■ **YOUR OBJECTIVE**
Check every line of the entries for "title", and copy the lines that hold it.

START DATA RECORDS

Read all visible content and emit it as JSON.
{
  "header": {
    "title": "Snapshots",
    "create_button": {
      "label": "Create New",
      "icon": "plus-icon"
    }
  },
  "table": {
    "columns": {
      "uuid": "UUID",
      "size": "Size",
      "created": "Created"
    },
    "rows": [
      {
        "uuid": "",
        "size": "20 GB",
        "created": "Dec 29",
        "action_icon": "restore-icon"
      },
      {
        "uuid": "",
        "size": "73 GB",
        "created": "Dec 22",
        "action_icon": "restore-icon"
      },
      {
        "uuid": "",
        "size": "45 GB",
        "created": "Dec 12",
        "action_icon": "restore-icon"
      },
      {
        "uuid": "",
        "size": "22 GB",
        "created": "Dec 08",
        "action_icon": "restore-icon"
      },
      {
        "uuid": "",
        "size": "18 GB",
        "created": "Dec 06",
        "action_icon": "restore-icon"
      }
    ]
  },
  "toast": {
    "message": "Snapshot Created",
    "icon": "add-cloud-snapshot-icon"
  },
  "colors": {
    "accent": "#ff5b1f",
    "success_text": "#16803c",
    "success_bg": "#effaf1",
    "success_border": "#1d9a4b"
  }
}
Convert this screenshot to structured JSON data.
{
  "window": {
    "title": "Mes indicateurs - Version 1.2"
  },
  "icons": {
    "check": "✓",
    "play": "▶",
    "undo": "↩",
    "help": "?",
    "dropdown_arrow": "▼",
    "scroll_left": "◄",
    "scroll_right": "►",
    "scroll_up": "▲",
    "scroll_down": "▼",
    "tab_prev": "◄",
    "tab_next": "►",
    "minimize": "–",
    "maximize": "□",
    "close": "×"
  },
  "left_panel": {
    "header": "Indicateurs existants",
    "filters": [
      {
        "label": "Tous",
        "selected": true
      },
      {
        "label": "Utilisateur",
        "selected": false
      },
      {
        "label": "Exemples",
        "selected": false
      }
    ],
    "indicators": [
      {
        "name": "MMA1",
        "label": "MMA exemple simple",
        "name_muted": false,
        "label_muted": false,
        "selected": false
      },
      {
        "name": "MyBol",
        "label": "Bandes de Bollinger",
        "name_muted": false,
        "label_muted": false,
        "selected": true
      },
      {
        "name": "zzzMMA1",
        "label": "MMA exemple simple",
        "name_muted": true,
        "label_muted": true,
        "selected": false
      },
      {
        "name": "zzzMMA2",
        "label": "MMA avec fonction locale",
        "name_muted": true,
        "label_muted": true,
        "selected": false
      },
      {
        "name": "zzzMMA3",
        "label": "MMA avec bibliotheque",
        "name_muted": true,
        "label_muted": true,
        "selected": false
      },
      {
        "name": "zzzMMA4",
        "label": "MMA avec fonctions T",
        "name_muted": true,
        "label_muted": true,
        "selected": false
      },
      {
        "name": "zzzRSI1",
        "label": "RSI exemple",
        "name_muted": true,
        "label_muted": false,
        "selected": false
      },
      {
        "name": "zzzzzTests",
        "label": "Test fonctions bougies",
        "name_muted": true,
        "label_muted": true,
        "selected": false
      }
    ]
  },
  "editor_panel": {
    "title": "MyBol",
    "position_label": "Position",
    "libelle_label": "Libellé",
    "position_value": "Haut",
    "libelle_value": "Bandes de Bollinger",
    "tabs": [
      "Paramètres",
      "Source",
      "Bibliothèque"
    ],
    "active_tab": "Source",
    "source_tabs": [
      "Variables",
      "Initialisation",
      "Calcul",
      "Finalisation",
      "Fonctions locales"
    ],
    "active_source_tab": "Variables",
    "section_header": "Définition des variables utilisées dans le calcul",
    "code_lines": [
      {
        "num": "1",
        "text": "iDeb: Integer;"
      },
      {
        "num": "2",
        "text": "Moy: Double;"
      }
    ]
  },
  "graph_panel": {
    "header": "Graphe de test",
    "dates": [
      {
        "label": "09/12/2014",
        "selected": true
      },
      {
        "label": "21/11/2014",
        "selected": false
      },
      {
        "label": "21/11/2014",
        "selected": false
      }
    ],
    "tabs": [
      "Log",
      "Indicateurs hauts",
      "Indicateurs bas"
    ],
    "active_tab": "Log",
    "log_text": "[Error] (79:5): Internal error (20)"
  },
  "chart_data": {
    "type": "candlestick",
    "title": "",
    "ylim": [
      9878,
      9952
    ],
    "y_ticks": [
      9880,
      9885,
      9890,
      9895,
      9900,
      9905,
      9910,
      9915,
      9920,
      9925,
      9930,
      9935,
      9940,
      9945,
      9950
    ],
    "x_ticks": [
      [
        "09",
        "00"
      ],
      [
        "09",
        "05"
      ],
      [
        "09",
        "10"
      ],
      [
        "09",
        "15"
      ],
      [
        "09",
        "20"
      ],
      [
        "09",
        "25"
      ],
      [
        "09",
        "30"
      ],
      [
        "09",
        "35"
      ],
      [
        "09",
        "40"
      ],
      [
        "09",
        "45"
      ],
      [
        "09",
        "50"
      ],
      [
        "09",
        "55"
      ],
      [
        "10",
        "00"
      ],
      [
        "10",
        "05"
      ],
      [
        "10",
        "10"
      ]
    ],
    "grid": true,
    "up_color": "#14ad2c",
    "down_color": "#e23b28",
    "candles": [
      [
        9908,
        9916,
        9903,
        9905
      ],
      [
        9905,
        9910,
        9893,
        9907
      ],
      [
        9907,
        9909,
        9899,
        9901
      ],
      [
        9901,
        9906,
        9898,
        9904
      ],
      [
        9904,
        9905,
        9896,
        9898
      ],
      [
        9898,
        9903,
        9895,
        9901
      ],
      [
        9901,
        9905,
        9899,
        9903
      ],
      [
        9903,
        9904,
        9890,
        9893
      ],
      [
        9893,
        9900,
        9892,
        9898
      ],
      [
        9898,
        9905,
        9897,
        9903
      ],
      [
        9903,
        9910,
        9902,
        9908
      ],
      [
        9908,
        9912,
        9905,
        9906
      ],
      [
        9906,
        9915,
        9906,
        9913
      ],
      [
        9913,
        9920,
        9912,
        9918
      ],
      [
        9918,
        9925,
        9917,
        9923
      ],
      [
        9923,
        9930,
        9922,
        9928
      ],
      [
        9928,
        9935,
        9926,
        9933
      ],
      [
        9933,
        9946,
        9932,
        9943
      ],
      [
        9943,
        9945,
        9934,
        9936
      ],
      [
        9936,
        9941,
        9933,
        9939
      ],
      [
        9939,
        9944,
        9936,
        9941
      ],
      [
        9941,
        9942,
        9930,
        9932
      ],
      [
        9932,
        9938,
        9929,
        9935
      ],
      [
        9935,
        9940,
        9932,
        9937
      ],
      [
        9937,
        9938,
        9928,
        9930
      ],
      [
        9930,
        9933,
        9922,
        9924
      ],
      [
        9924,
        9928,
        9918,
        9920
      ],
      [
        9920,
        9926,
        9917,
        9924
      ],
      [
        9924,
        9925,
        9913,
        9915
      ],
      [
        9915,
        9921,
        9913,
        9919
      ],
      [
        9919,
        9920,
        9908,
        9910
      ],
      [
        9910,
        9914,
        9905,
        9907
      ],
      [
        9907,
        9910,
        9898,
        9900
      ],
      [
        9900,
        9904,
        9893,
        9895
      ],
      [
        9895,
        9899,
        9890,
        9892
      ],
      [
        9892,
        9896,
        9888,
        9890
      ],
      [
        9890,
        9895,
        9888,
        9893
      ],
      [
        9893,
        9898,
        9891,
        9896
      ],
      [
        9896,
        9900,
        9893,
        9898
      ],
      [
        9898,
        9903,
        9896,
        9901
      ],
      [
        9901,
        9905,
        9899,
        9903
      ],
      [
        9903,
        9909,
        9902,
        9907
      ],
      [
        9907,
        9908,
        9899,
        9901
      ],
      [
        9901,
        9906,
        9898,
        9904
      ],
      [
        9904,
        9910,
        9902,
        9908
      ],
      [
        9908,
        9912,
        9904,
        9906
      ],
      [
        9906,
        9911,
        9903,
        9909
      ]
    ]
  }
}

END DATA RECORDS

■ **WRITTEN ANSWER**
    "title": "Snapshots",
    "title": "Mes indicateurs - Version 1.2"
    "title": "MyBol",
    "title": "",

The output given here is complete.